Overturning its prior holding in Stenberg v. Carhart, the court stated that questions of medical uncertainty generated by facts asserted to the legislature and in lower courts leave broad discretion for lawmaking. (In Stenberg they had arrived at the opposite conclusion – that courts confronted with medical uncertainty should err toward ensuring the health exception “if there is substantial medical authority” supporting “the proposition that banning a particular procedure could endanger women’s health.”) In Gonzales, the court stated that there should be deference to the legislature’s ability to consider “marginal safety, including the balance of risks” as “within legislative competence when the regulation is rational and in pursuit of legitimate ends.” The Supreme Court revisited this issue in Whole Woman’s Health, holding that courts should not rely uncritically on legislative findings (and noting that the Texas legislature did not actually provide a set of factual findings in the case of the challenged law). Importantly, the majority in Whole Woman’s Health emphasized that even Gonzales, in which legislative facts had been presented and whose outcome claimed to defer to the legislature, pointed out that “the ‘Court retains an independent constitutional duty to review factual findings where constitutional rights are at stake.’ … (emphasis added).” (For a historical review of the treatment of medical uncertainty in abortion jurisprudence, see Mary Ziegler’s recent article here.)

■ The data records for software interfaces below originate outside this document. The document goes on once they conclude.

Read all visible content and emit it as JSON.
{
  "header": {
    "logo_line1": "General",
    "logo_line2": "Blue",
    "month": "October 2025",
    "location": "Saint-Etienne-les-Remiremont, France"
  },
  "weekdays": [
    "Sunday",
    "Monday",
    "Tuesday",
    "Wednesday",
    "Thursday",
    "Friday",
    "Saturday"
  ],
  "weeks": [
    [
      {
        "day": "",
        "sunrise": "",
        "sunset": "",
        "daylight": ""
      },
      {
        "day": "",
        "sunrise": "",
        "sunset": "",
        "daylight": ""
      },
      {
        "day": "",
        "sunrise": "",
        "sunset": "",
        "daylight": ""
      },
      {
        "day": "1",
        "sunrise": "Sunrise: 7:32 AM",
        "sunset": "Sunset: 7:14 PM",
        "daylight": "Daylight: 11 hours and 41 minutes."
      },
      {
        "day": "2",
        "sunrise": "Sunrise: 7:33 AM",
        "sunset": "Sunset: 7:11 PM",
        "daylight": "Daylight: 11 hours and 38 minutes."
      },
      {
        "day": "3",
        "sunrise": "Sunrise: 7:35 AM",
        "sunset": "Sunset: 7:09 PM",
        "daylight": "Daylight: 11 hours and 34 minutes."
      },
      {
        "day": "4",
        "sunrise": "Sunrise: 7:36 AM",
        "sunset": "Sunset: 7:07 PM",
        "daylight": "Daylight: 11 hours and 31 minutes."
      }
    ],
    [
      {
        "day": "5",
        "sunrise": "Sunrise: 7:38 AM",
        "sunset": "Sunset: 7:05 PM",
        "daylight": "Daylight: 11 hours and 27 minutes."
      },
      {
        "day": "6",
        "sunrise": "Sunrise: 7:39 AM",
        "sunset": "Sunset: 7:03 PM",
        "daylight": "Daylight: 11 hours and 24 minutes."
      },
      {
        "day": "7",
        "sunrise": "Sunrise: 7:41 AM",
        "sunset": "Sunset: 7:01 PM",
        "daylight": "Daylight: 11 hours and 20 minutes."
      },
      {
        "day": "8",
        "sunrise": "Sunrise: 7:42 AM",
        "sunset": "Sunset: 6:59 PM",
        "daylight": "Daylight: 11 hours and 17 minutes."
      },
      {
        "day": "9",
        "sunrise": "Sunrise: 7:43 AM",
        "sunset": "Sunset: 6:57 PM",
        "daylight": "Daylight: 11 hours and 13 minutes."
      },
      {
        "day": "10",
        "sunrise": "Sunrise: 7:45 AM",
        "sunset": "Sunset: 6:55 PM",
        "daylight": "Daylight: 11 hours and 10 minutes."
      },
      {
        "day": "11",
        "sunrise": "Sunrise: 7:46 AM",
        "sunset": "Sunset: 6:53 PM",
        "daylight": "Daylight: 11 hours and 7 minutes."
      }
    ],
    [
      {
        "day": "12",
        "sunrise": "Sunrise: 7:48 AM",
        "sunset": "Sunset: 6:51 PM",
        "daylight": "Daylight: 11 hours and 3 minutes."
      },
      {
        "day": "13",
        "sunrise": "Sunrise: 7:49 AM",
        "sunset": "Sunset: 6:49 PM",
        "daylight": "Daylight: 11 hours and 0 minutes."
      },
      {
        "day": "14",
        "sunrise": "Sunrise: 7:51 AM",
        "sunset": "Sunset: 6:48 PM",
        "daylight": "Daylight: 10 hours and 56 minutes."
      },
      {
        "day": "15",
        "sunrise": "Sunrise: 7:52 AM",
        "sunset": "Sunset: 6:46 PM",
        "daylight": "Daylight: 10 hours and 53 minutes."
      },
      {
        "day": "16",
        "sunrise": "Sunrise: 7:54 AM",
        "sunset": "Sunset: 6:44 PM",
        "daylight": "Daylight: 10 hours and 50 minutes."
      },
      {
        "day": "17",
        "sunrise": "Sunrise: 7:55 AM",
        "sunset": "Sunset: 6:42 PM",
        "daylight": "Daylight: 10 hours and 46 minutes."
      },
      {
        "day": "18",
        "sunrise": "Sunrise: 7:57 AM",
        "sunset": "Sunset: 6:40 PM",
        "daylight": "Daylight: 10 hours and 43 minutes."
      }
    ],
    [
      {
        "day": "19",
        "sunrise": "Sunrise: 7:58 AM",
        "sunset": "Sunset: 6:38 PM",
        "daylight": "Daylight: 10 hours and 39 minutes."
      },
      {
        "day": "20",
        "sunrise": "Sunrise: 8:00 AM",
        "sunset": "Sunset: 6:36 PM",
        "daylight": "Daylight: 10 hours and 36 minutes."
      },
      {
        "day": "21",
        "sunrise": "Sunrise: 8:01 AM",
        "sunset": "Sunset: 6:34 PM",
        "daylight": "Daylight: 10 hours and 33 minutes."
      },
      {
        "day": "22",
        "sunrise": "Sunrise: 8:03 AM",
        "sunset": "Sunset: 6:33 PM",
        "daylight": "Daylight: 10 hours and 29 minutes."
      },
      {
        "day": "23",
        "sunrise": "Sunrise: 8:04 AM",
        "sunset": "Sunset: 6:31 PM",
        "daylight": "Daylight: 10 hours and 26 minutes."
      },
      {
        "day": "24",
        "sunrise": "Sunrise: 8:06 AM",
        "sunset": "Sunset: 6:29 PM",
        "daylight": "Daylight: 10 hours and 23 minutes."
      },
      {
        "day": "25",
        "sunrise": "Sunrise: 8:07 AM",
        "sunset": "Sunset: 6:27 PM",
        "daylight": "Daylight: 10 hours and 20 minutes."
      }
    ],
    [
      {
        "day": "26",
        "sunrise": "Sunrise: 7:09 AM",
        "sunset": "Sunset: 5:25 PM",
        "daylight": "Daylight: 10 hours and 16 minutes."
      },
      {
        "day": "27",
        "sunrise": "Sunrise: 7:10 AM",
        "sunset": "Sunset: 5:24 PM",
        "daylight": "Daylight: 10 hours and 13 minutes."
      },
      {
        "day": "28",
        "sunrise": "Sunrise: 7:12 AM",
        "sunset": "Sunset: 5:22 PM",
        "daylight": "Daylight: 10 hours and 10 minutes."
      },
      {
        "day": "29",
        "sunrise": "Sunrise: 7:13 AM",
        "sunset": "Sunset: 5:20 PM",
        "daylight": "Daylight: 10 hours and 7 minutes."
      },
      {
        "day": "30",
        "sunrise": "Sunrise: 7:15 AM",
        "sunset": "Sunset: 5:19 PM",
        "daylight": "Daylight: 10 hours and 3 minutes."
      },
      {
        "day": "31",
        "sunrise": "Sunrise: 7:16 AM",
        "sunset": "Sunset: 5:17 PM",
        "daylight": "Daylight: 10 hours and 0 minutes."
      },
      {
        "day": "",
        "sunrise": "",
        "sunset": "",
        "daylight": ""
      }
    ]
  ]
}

As I’ve previously noted, although it is tempting to delineate clear institutional roles for the courts and legislatures with regard to the impact of particular regulations, it is helpful to take a step back and note how discussions of institutional deference themselves code the political leanings of the court. If, for example, the Supreme Court holds the admitting-privileges law in June Medical Services constitutional, it will likely do so by claiming the need to allow room for legislative rulemaking. Or it could follow Whole Woman’s Health and ensure that the findings of the district court contribute to a robust analysis of the burdens that women will face. The institutional role the justices see for both themselves and state legislatures – contingent on the facts of this particular case – will be less a statement about the appropriate way to understand how courts and legislatures should operate in relation to one another and more an attempt to legitimate particular factual claims about the impact of the Louisiana law.